The listing below should be reproduced precisely, except for its images.

Entries provided >>
- Opening Delimiter -

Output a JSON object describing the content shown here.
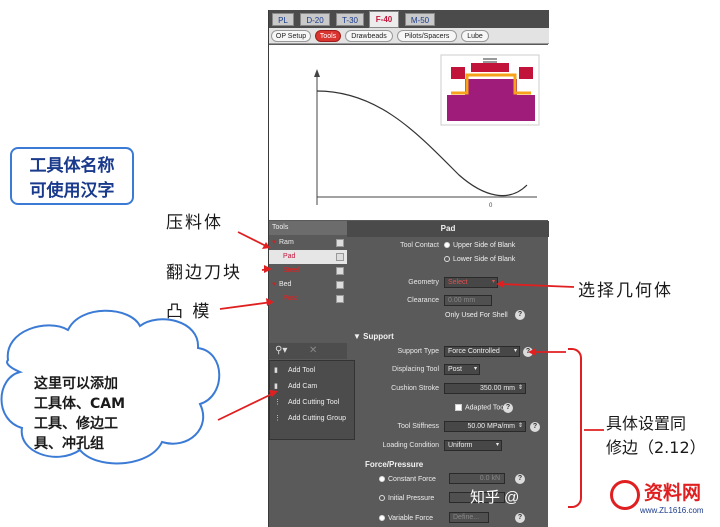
{
  "top_tabs": [
    "PL",
    "D-20",
    "T-30",
    "F-40",
    "M-50"
  ],
  "active_top_tab": "F-40",
  "sub_tabs": [
    "OP Setup",
    "Tools",
    "Drawbeads",
    "Pilots/Spacers",
    "Lube"
  ],
  "active_sub_tab": "Tools",
  "graph": {
    "x_label": "0"
  },
  "tools_panel": {
    "header": "Tools",
    "items": [
      {
        "label": "Ram",
        "indent": false,
        "selected": false,
        "red": false
      },
      {
        "label": "Pad",
        "indent": true,
        "selected": true,
        "red": true
      },
      {
        "label": "Steel",
        "indent": true,
        "selected": false,
        "red": true
      },
      {
        "label": "Bed",
        "indent": false,
        "selected": false,
        "red": false
      },
      {
        "label": "Post",
        "indent": true,
        "selected": false,
        "red": true
      }
    ]
  },
  "tool_menu": {
    "items": [
      "Add Tool",
      "Add Cam",
      "Add Cutting Tool",
      "Add Cutting Group"
    ]
  },
  "pad_panel": {
    "title": "Pad",
    "tool_contact_label": "Tool Contact",
    "tool_contact_options": [
      "Upper Side of Blank",
      "Lower Side of Blank"
    ],
    "geometry_label": "Geometry",
    "geometry_value": "Select",
    "clearance_label": "Clearance",
    "clearance_value": "0.00 mm",
    "only_used_for_shell": "Only Used For Shell",
    "support_section": "Support",
    "support_type_label": "Support Type",
    "support_type_value": "Force Controlled",
    "displacing_tool_label": "Displacing Tool",
    "displacing_tool_value": "Post",
    "cushion_stroke_label": "Cushion Stroke",
    "cushion_stroke_value": "350.00 mm",
    "adapted_tool": "Adapted Tool",
    "tool_stiffness_label": "Tool Stiffness",
    "tool_stiffness_value": "50.00 MPa/mm",
    "loading_condition_label": "Loading Condition",
    "loading_condition_value": "Uniform",
    "force_pressure_section": "Force/Pressure",
    "constant_force": "Constant Force",
    "constant_force_value": "0.0 kN",
    "initial_pressure": "Initial Pressure",
    "variable_force": "Variable Force",
    "variable_force_value": "Define..."
  },
  "annotations": {
    "tool_name_box": [
      "工具体名称",
      "可使用汉字"
    ],
    "pad_label": "压料体",
    "steel_label": "翻边刀块",
    "post_label": "凸 模",
    "geometry_label": "选择几何体",
    "cloud": [
      "这里可以添加",
      "工具体、CAM",
      "工具、修边工",
      "具、冲孔组"
    ],
    "settings_note": [
      "具体设置同",
      "修边（2.12）"
    ]
  },
  "watermark": {
    "zhihu": "知乎 @",
    "site": "资料网",
    "url": "www.ZL1616.com"
  },
  "colors": {
    "arrow": "#e02020",
    "panel": "#5a5a5a",
    "accent_box": "#3b7bd5"
  }
}
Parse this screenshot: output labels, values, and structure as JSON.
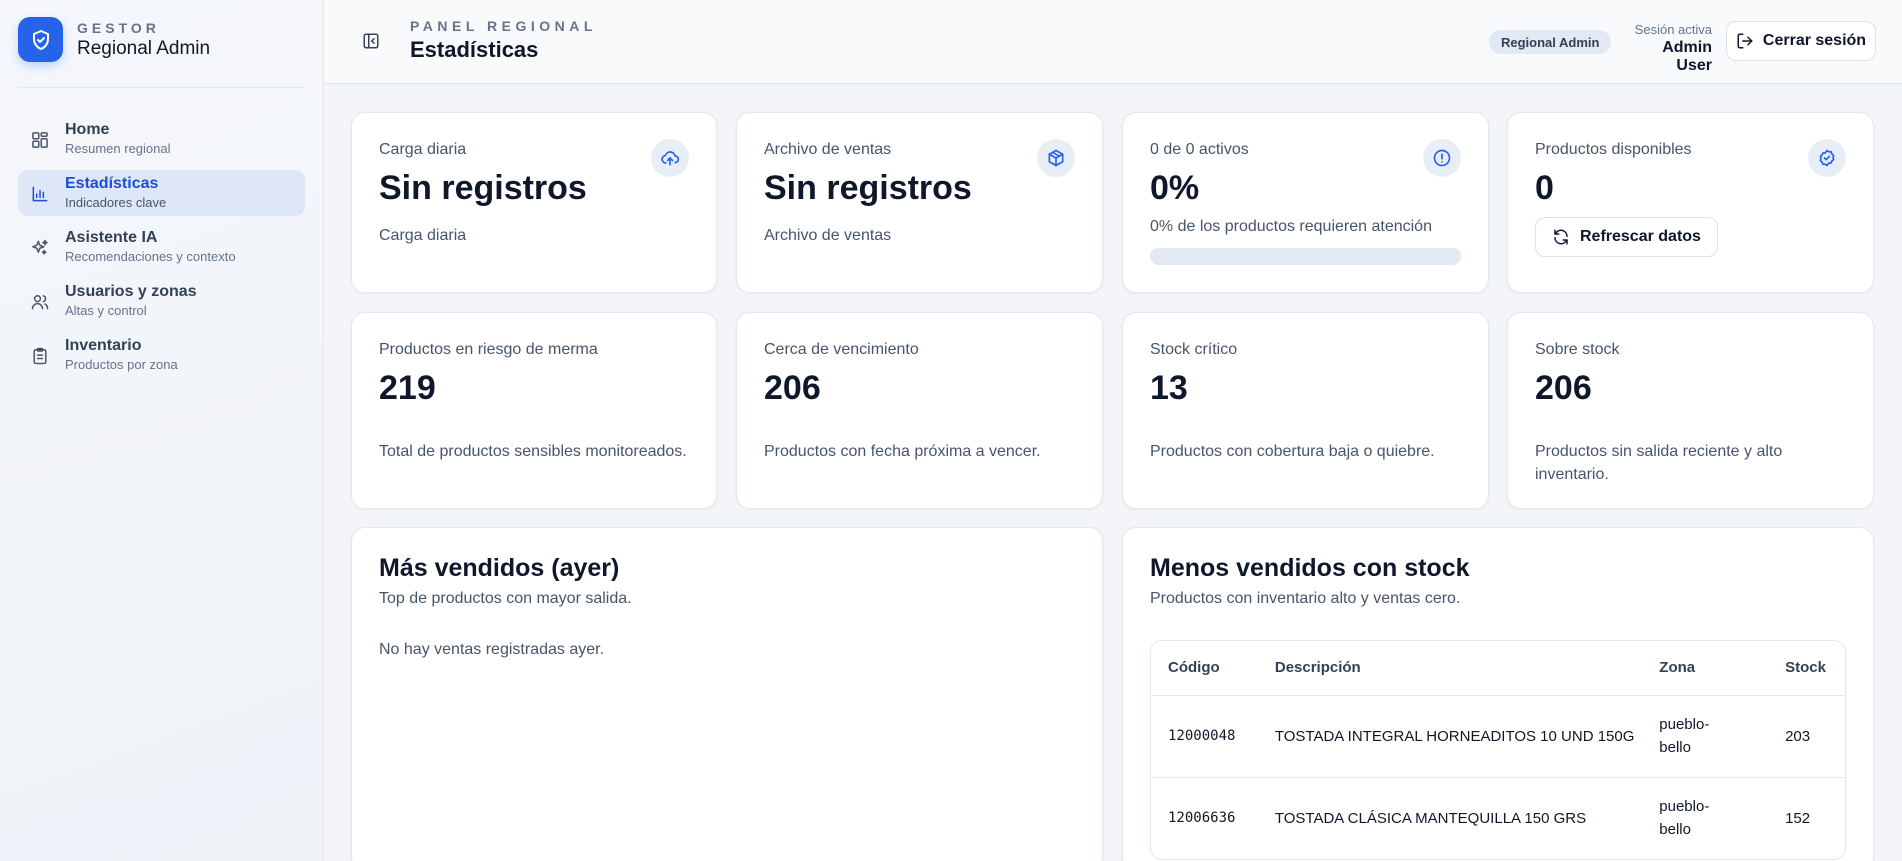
{
  "brand": {
    "eyebrow": "GESTOR",
    "title": "Regional Admin",
    "logo_icon": "shield-check-icon",
    "accent_color": "#2563eb"
  },
  "sidebar": {
    "items": [
      {
        "label": "Home",
        "sub": "Resumen regional",
        "icon": "dashboard-grid-icon",
        "active": false
      },
      {
        "label": "Estadísticas",
        "sub": "Indicadores clave",
        "icon": "bar-chart-icon",
        "active": true
      },
      {
        "label": "Asistente IA",
        "sub": "Recomendaciones y contexto",
        "icon": "sparkles-icon",
        "active": false
      },
      {
        "label": "Usuarios y zonas",
        "sub": "Altas y control",
        "icon": "users-icon",
        "active": false
      },
      {
        "label": "Inventario",
        "sub": "Productos por zona",
        "icon": "clipboard-list-icon",
        "active": false
      }
    ]
  },
  "header": {
    "eyebrow": "PANEL REGIONAL",
    "title": "Estadísticas",
    "role_badge": "Regional Admin",
    "session_label": "Sesión activa",
    "session_user": "Admin User",
    "logout_label": "Cerrar sesión"
  },
  "stats_top": [
    {
      "label": "Carga diaria",
      "value": "Sin registros",
      "sub": "Carga diaria",
      "icon": "cloud-upload-icon"
    },
    {
      "label": "Archivo de ventas",
      "value": "Sin registros",
      "sub": "Archivo de ventas",
      "icon": "package-icon"
    },
    {
      "label": "0 de 0 activos",
      "value": "0%",
      "sub": "0% de los productos requieren atención",
      "icon": "alert-circle-icon",
      "progress": 0
    },
    {
      "label": "Productos disponibles",
      "value": "0",
      "icon": "check-circle-icon",
      "button_label": "Refrescar datos",
      "button_icon": "refresh-icon"
    }
  ],
  "stats_bottom": [
    {
      "label": "Productos en riesgo de merma",
      "value": "219",
      "desc": "Total de productos sensibles monitoreados."
    },
    {
      "label": "Cerca de vencimiento",
      "value": "206",
      "desc": "Productos con fecha próxima a vencer."
    },
    {
      "label": "Stock crítico",
      "value": "13",
      "desc": "Productos con cobertura baja o quiebre."
    },
    {
      "label": "Sobre stock",
      "value": "206",
      "desc": "Productos sin salida reciente y alto inventario."
    }
  ],
  "best_sellers": {
    "title": "Más vendidos (ayer)",
    "subtitle": "Top de productos con mayor salida.",
    "empty": "No hay ventas registradas ayer."
  },
  "low_sellers": {
    "title": "Menos vendidos con stock",
    "subtitle": "Productos con inventario alto y ventas cero.",
    "columns": [
      "Código",
      "Descripción",
      "Zona",
      "Stock"
    ],
    "rows": [
      [
        "12000048",
        "TOSTADA INTEGRAL HORNEADITOS 10 UND 150G",
        "pueblo-bello",
        "203"
      ],
      [
        "12006636",
        "TOSTADA CLÁSICA MANTEQUILLA 150 GRS",
        "pueblo-bello",
        "152"
      ]
    ]
  }
}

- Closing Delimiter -

Response below >>
Output a JSON object describing the content shown here.
{
  "top_tabs": [
    "PL",
    "D-20",
    "T-30",
    "F-40",
    "M-50"
  ],
  "active_top_tab": "F-40",
  "sub_tabs": [
    "OP Setup",
    "Tools",
    "Drawbeads",
    "Pilots/Spacers",
    "Lube"
  ],
  "active_sub_tab": "Tools",
  "graph": {
    "x_label": "0"
  },
  "tools_panel": {
    "header": "Tools",
    "items": [
      {
        "label": "Ram",
        "indent": false,
        "selected": false,
        "red": false
      },
      {
        "label": "Pad",
        "indent": true,
        "selected": true,
        "red": true
      },
      {
        "label": "Steel",
        "indent": true,
        "selected": false,
        "red": true
      },
      {
        "label": "Bed",
        "indent": false,
        "selected": false,
        "red": false
      },
      {
        "label": "Post",
        "indent": true,
        "selected": false,
        "red": true
      }
    ]
  },
  "tool_menu": {
    "items": [
      "Add Tool",
      "Add Cam",
      "Add Cutting Tool",
      "Add Cutting Group"
    ]
  },
  "pad_panel": {
    "title": "Pad",
    "tool_contact_label": "Tool Contact",
    "tool_contact_options": [
      "Upper Side of Blank",
      "Lower Side of Blank"
    ],
    "geometry_label": "Geometry",
    "geometry_value": "Select",
    "clearance_label": "Clearance",
    "clearance_value": "0.00 mm",
    "only_used_for_shell": "Only Used For Shell",
    "support_section": "Support",
    "support_type_label": "Support Type",
    "support_type_value": "Force Controlled",
    "displacing_tool_label": "Displacing Tool",
    "displacing_tool_value": "Post",
    "cushion_stroke_label": "Cushion Stroke",
    "cushion_stroke_value": "350.00 mm",
    "adapted_tool": "Adapted Tool",
    "tool_stiffness_label": "Tool Stiffness",
    "tool_stiffness_value": "50.00 MPa/mm",
    "loading_condition_label": "Loading Condition",
    "loading_condition_value": "Uniform",
    "force_pressure_section": "Force/Pressure",
    "constant_force": "Constant Force",
    "constant_force_value": "0.0 kN",
    "initial_pressure": "Initial Pressure",
    "variable_force": "Variable Force",
    "variable_force_value": "Define..."
  },
  "annotations": {
    "tool_name_box": [
      "工具体名称",
      "可使用汉字"
    ],
    "pad_label": "压料体",
    "steel_label": "翻边刀块",
    "post_label": "凸 模",
    "geometry_label": "选择几何体",
    "cloud": [
      "这里可以添加",
      "工具体、CAM",
      "工具、修边工",
      "具、冲孔组"
    ],
    "settings_note": [
      "具体设置同",
      "修边（2.12）"
    ]
  },
  "watermark": {
    "zhihu": "知乎 @",
    "site": "资料网",
    "url": "www.ZL1616.com"
  },
  "colors": {
    "arrow": "#e02020",
    "panel": "#5a5a5a",
    "accent_box": "#3b7bd5"
  }
}
Parse this screenshot: output labels, values, and structure as JSON.
{
  "brand": {
    "eyebrow": "GESTOR",
    "title": "Regional Admin",
    "logo_icon": "shield-check-icon",
    "accent_color": "#2563eb"
  },
  "sidebar": {
    "items": [
      {
        "label": "Home",
        "sub": "Resumen regional",
        "icon": "dashboard-grid-icon",
        "active": false
      },
      {
        "label": "Estadísticas",
        "sub": "Indicadores clave",
        "icon": "bar-chart-icon",
        "active": true
      },
      {
        "label": "Asistente IA",
        "sub": "Recomendaciones y contexto",
        "icon": "sparkles-icon",
        "active": false
      },
      {
        "label": "Usuarios y zonas",
        "sub": "Altas y control",
        "icon": "users-icon",
        "active": false
      },
      {
        "label": "Inventario",
        "sub": "Productos por zona",
        "icon": "clipboard-list-icon",
        "active": false
      }
    ]
  },
  "header": {
    "eyebrow": "PANEL REGIONAL",
    "title": "Estadísticas",
    "role_badge": "Regional Admin",
    "session_label": "Sesión activa",
    "session_user": "Admin User",
    "logout_label": "Cerrar sesión"
  },
  "stats_top": [
    {
      "label": "Carga diaria",
      "value": "Sin registros",
      "sub": "Carga diaria",
      "icon": "cloud-upload-icon"
    },
    {
      "label": "Archivo de ventas",
      "value": "Sin registros",
      "sub": "Archivo de ventas",
      "icon": "package-icon"
    },
    {
      "label": "0 de 0 activos",
      "value": "0%",
      "sub": "0% de los productos requieren atención",
      "icon": "alert-circle-icon",
      "progress": 0
    },
    {
      "label": "Productos disponibles",
      "value": "0",
      "icon": "check-circle-icon",
      "button_label": "Refrescar datos",
      "button_icon": "refresh-icon"
    }
  ],
  "stats_bottom": [
    {
      "label": "Productos en riesgo de merma",
      "value": "219",
      "desc": "Total de productos sensibles monitoreados."
    },
    {
      "label": "Cerca de vencimiento",
      "value": "206",
      "desc": "Productos con fecha próxima a vencer."
    },
    {
      "label": "Stock crítico",
      "value": "13",
      "desc": "Productos con cobertura baja o quiebre."
    },
    {
      "label": "Sobre stock",
      "value": "206",
      "desc": "Productos sin salida reciente y alto inventario."
    }
  ],
  "best_sellers": {
    "title": "Más vendidos (ayer)",
    "subtitle": "Top de productos con mayor salida.",
    "empty": "No hay ventas registradas ayer."
  },
  "low_sellers": {
    "title": "Menos vendidos con stock",
    "subtitle": "Productos con inventario alto y ventas cero.",
    "columns": [
      "Código",
      "Descripción",
      "Zona",
      "Stock"
    ],
    "rows": [
      [
        "12000048",
        "TOSTADA INTEGRAL HORNEADITOS 10 UND 150G",
        "pueblo-bello",
        "203"
      ],
      [
        "12006636",
        "TOSTADA CLÁSICA MANTEQUILLA 150 GRS",
        "pueblo-bello",
        "152"
      ]
    ]
  }
}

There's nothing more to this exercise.